What you are asked to do: The answer is a number and only a number: how many lines of the data include the string "kind"?

Supplied data:
--- --- ---
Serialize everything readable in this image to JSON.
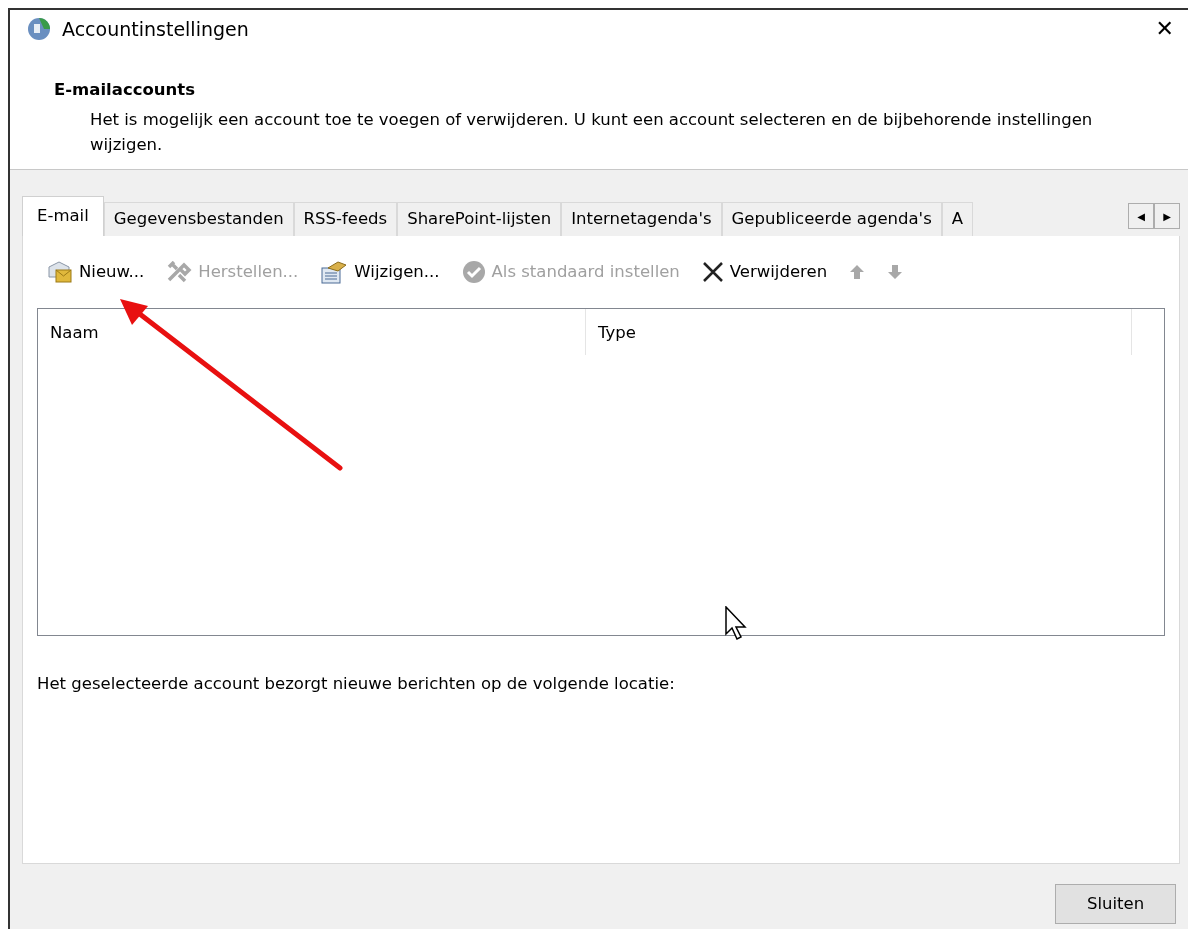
{
  "window": {
    "title": "Accountinstellingen",
    "close": "✕"
  },
  "header": {
    "heading": "E-mailaccounts",
    "description": "Het is mogelijk een account toe te voegen of verwijderen. U kunt een account selecteren en de bijbehorende instellingen wijzigen."
  },
  "tabs": [
    {
      "label": "E-mail",
      "selected": true
    },
    {
      "label": "Gegevensbestanden",
      "selected": false
    },
    {
      "label": "RSS-feeds",
      "selected": false
    },
    {
      "label": "SharePoint-lijsten",
      "selected": false
    },
    {
      "label": "Internetagenda's",
      "selected": false
    },
    {
      "label": "Gepubliceerde agenda's",
      "selected": false
    },
    {
      "label": "A",
      "selected": false
    }
  ],
  "tab_scroll": {
    "left": "◀",
    "right": "▶"
  },
  "toolbar": [
    {
      "kind": "new",
      "label": "Nieuw...",
      "disabled": false
    },
    {
      "kind": "repair",
      "label": "Herstellen...",
      "disabled": true
    },
    {
      "kind": "change",
      "label": "Wijzigen...",
      "disabled": false
    },
    {
      "kind": "default",
      "label": "Als standaard instellen",
      "disabled": true
    },
    {
      "kind": "remove",
      "label": "Verwijderen",
      "disabled": false
    },
    {
      "kind": "up",
      "disabled": true
    },
    {
      "kind": "down",
      "disabled": true
    }
  ],
  "table": {
    "columns": [
      "Naam",
      "Type"
    ]
  },
  "location_text": "Het geselecteerde account bezorgt nieuwe berichten op de volgende locatie:",
  "buttons": [
    {
      "label": "Sluiten"
    }
  ]
}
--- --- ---
Task answer: 7